- You want to a simple baseline check against common AD attack vectors.
- You want to improve the security posture of an existing domain.
1 and 2 are obvious, but 3 requires explanation which I'll get into shortly. First, it is important to understand the prereqs of DLD and the methodology used for remediation.
If you tell it to, DLD will make changes to your AD domain that may impact how AD interacts with your users & applications. You are prompted before any changes occur. You are responsible for what you do to your domain, not me. Please please please run this in a test domain first. You've been warned.
It is very important to understand how DLD improves the security of your environment (prior to running it - unless you just want to play around, in which case have fun! :-). DLD will modify the login abilities of your Domain Admin accounts (if you tell it to), via modification of the users' LogonWorkstations attribute. This is explained further below. It will also apply a secure Group Policy Object (GPO) to your Domain Controllers OU - again if you tell it to. If you want to see the settings in the GPO, you can download it here and import it into a test GPO object in your domain. Note that as of today the GPO has been tested on a 2008 DC. It should work with 2012 (in theory), but has not yet been tested. FYI.
When the script is run with a remediate flag is run, it creates a GPO called "DomainLockDown-DCs" and will link it to your Domain Controllers OU. This GPO is based off the Microsoft Security Compliance Manager, and also includes disabled Credential Caching.
Additionally, it will also create a fine grained password policy object and apply it to your Domain Admins:

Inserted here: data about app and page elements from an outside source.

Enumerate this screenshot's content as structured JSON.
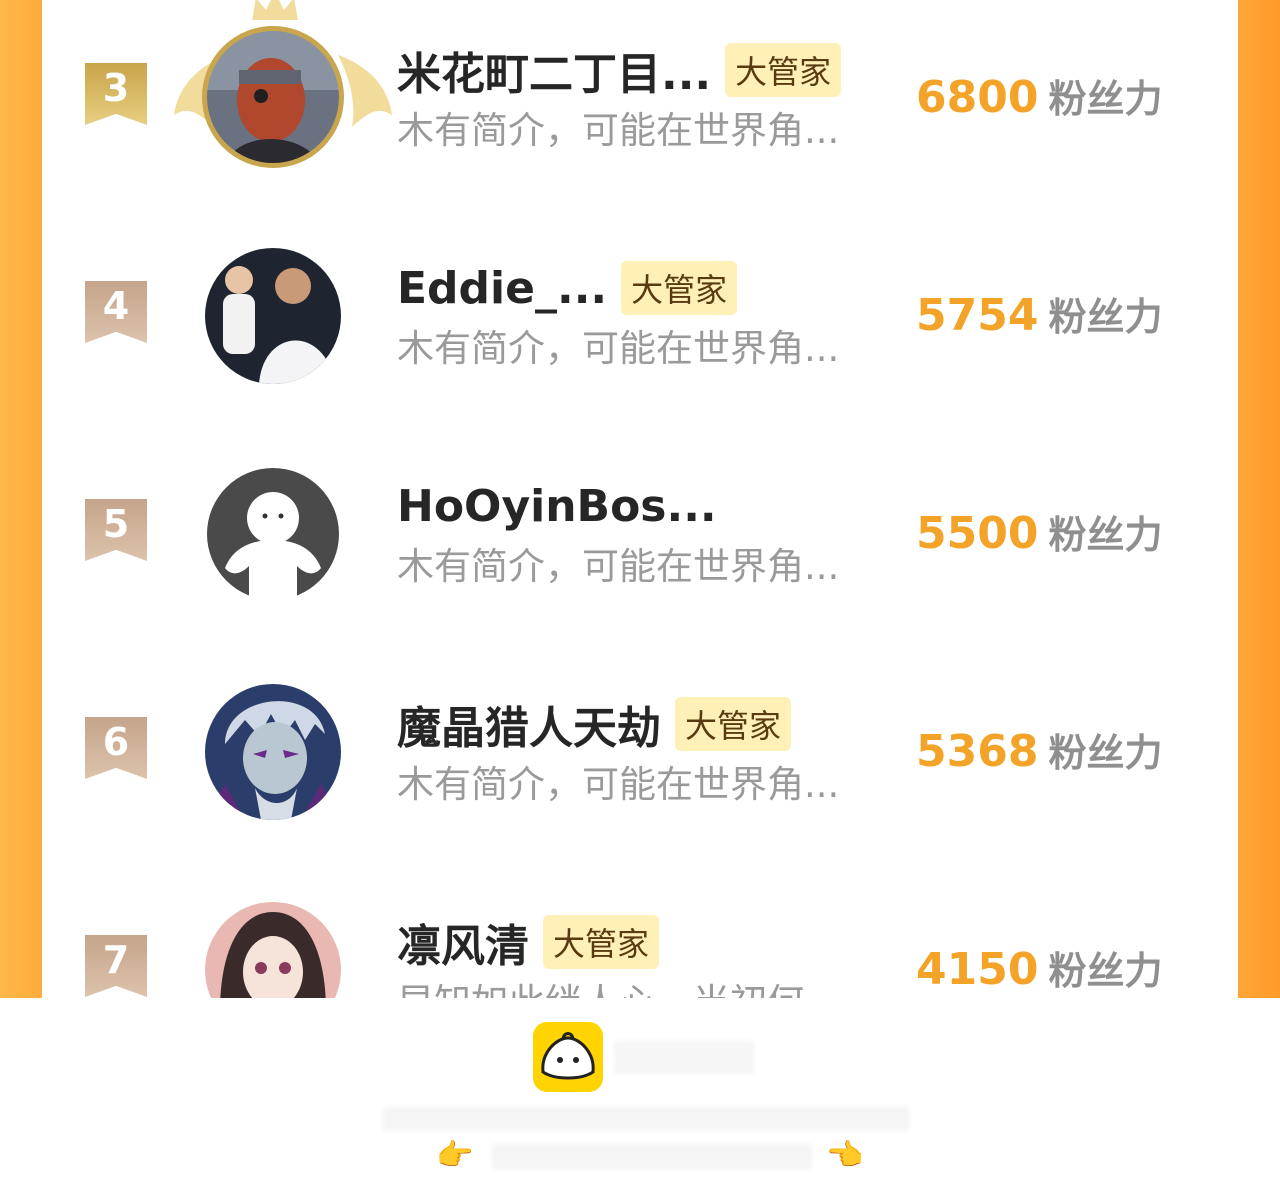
{
  "rows": [
    {
      "rank": "3",
      "name": "米花町二丁目...",
      "badge": "大管家",
      "desc": "木有简介，可能在世界角...",
      "score": "6800",
      "unit": "粉丝力",
      "crowned": true
    },
    {
      "rank": "4",
      "name": "Eddie_...",
      "badge": "大管家",
      "desc": "木有简介，可能在世界角...",
      "score": "5754",
      "unit": "粉丝力"
    },
    {
      "rank": "5",
      "name": "HoOyinBos...",
      "badge": "",
      "desc": "木有简介，可能在世界角...",
      "score": "5500",
      "unit": "粉丝力"
    },
    {
      "rank": "6",
      "name": "魔晶猎人天劫",
      "badge": "大管家",
      "desc": "木有简介，可能在世界角...",
      "score": "5368",
      "unit": "粉丝力"
    },
    {
      "rank": "7",
      "name": "凛风清",
      "badge": "大管家",
      "desc": "早知如此绊人心，当初何",
      "score": "4150",
      "unit": "粉丝力"
    }
  ],
  "icons": {
    "app_logo": "bun-mascot-icon",
    "left_hand": "pointing-right-hand-icon",
    "right_hand": "pointing-left-hand-icon"
  },
  "hands": {
    "left": "👉",
    "right": "👈"
  },
  "colors": {
    "accent": "#f3a327",
    "frame": "#ffa535",
    "badge_bg": "#fff0b8"
  }
}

The password policy object is configured with the following parameters:
|Minimum Password Length:||12 characters|
|Maximum Password Age:||30 Days|
|Lockout Attempts:||5 Bad Attempts in 24 Hours.|

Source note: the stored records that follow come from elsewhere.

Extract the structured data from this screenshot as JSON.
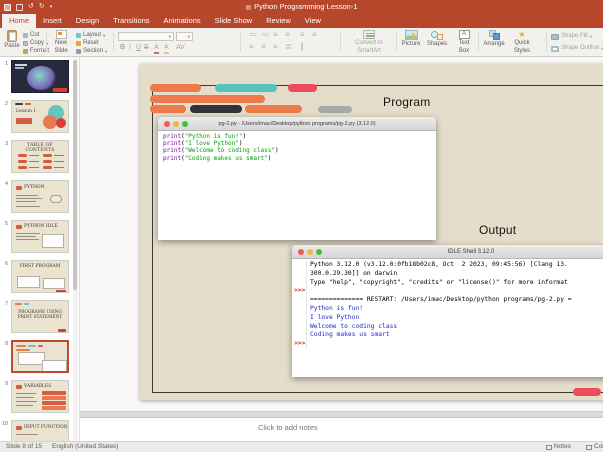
{
  "window": {
    "title": "Python Programming Lesson-1"
  },
  "tabs": [
    {
      "label": "Home",
      "active": true
    },
    {
      "label": "Insert"
    },
    {
      "label": "Design"
    },
    {
      "label": "Transitions"
    },
    {
      "label": "Animations"
    },
    {
      "label": "Slide Show"
    },
    {
      "label": "Review"
    },
    {
      "label": "View"
    }
  ],
  "ribbon": {
    "paste": "Paste",
    "cut": "Cut",
    "copy": "Copy",
    "format": "Format",
    "new_slide_1": "New",
    "new_slide_2": "Slide",
    "layout": "Layout",
    "reset": "Reset",
    "section": "Section",
    "convert_1": "Convert to",
    "convert_2": "SmartArt",
    "picture": "Picture",
    "shapes": "Shapes",
    "text_box_1": "Text",
    "text_box_2": "Box",
    "arrange": "Arrange",
    "quick_styles_1": "Quick",
    "quick_styles_2": "Styles",
    "shape_fill": "Shape Fill",
    "shape_outline": "Shape Outline"
  },
  "sidebar": {
    "slides": [
      {
        "num": 1,
        "variant": "cover",
        "title": ""
      },
      {
        "num": 2,
        "variant": "lesson",
        "title": "Lesson 1"
      },
      {
        "num": 3,
        "variant": "toc",
        "title": "TABLE OF CONTENTS"
      },
      {
        "num": 4,
        "variant": "python",
        "title": "PYTHON"
      },
      {
        "num": 5,
        "variant": "idle",
        "title": "PYTHON IDLE"
      },
      {
        "num": 6,
        "variant": "first",
        "title": "FIRST PROGRAM"
      },
      {
        "num": 7,
        "variant": "programs",
        "title": "PROGRAMS USING PRINT STATEMENT"
      },
      {
        "num": 8,
        "variant": "current",
        "title": "",
        "selected": true
      },
      {
        "num": 9,
        "variant": "variables",
        "title": "VARIABLES"
      },
      {
        "num": 10,
        "variant": "input",
        "title": "INPUT FUNCTION"
      }
    ]
  },
  "slide": {
    "program_label": "Program",
    "output_label": "Output",
    "editor": {
      "title": "pg-2.py - /Users/imac/Desktop/python programs/pg-2.py (3.12.0)",
      "code": [
        [
          {
            "t": "print",
            "c": "kw"
          },
          {
            "t": "(",
            "c": "pl"
          },
          {
            "t": "\"Python is fun!\"",
            "c": "str"
          },
          {
            "t": ")",
            "c": "pl"
          }
        ],
        [
          {
            "t": "print",
            "c": "kw"
          },
          {
            "t": "(",
            "c": "pl"
          },
          {
            "t": "\"I love Python\"",
            "c": "str"
          },
          {
            "t": ")",
            "c": "pl"
          }
        ],
        [
          {
            "t": "print",
            "c": "kw"
          },
          {
            "t": "(",
            "c": "pl"
          },
          {
            "t": "\"Welcome to coding class\"",
            "c": "str"
          },
          {
            "t": ")",
            "c": "pl"
          }
        ],
        [
          {
            "t": "print",
            "c": "kw"
          },
          {
            "t": "(",
            "c": "pl"
          },
          {
            "t": "\"Coding makes us smart\"",
            "c": "str"
          },
          {
            "t": ")",
            "c": "pl"
          }
        ]
      ]
    },
    "shell": {
      "title": "IDLE Shell 3.12.0",
      "lines": [
        {
          "gutter": "",
          "style": "plain",
          "text": "Python 3.12.0 (v3.12.0:0fb18b02c8, Oct  2 2023, 09:45:56) [Clang 13."
        },
        {
          "gutter": "",
          "style": "plain",
          "text": "300.0.29.30]] on darwin"
        },
        {
          "gutter": "",
          "style": "plain",
          "text": "Type \"help\", \"copyright\", \"credits\" or \"license()\" for more informat"
        },
        {
          "gutter": ">>>",
          "style": "plain",
          "text": ""
        },
        {
          "gutter": "",
          "style": "plain",
          "text": "============== RESTART: /Users/imac/Desktop/python programs/pg-2.py ="
        },
        {
          "gutter": "",
          "style": "out",
          "text": "Python is fun!"
        },
        {
          "gutter": "",
          "style": "out",
          "text": "I love Python"
        },
        {
          "gutter": "",
          "style": "out",
          "text": "Welcome to coding class"
        },
        {
          "gutter": "",
          "style": "out",
          "text": "Coding makes us smart"
        },
        {
          "gutter": ">>>",
          "style": "plain",
          "text": ""
        }
      ]
    }
  },
  "notes": {
    "placeholder": "Click to add notes"
  },
  "statusbar": {
    "slide_info": "Slide 8 of 15",
    "language": "English (United States)",
    "notes": "Notes",
    "comments": "Comments"
  },
  "colors": {
    "accent": "#b7472a",
    "slide_bg": "#e3ddc9",
    "pill_orange": "#ed7a48",
    "pill_teal": "#56c4bd",
    "pill_pink": "#ee4b5e",
    "pill_dark": "#33323a",
    "pill_gray": "#a8a8a8",
    "code_keyword": "#8000a0",
    "code_string": "#00a000",
    "shell_output": "#1f1fd1",
    "shell_prompt": "#bf3226"
  }
}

|Minimum Password Age:||3 Days|
#####There are several prereqs:
- It must be running on a Domain Controller.
- It must run as a Domain Admin.
- The ActiveDirectory and GroupPolicy cmdlets must be available (install RSAT).
- It must be able to write files to your $env:TEMP directory. Normally this is C:\Users\USERID\AppData\Local\Temp.
(Note that a log is written for every DLD run and is saved to the current working directory.)
#####There are four switches in DLD:
[-evaluate] The evaluate switch is a read-only check against your Domain. No changes are performed. Evaluate does a few things:
- It evaluates the password policy that is in place for your DAs.
- It looks at the number of DA accounts and gives feedback. This was obviously a judgement call on my part, but suffice to say I believe strongly that the less DA accounts there are, the better.
- It checks to see where the DA accounts can login to and gives feedback if it's anywhere but DCs (read Part 1 to understand why).
- It looks to see if anyone other than DAs and Enterprise Admins can login to DCs (via the Builtin\Administrators group).
- It checks if null sessions are enabled on your Domain and will list any currently connected null sessions.
- It checks to see if credential caching is enabled on your Domain.
[-remediate] The remediate switch will make changes to your domain, however you are prompted for each change:
- It will add the password policy described above.
- It unzips the DLD gpo & links it to the Domain Controllers OU. Note that creating the GPO and linking it are separate prompts.
- It will restrict your DAs to only be able to login to DCs. You are prompted for changes to each DA.
[-undo] The undo switch will delete the password policy and the DomainLockDown GPO. It will not modify any changes to your DA accounts.
[-deathblossum] The deathblossum switch does everything remediate does, except that it will only ask you once for confirmation (type in YES, case-sensitive), then it goes to work. Use with caution! You've been warned.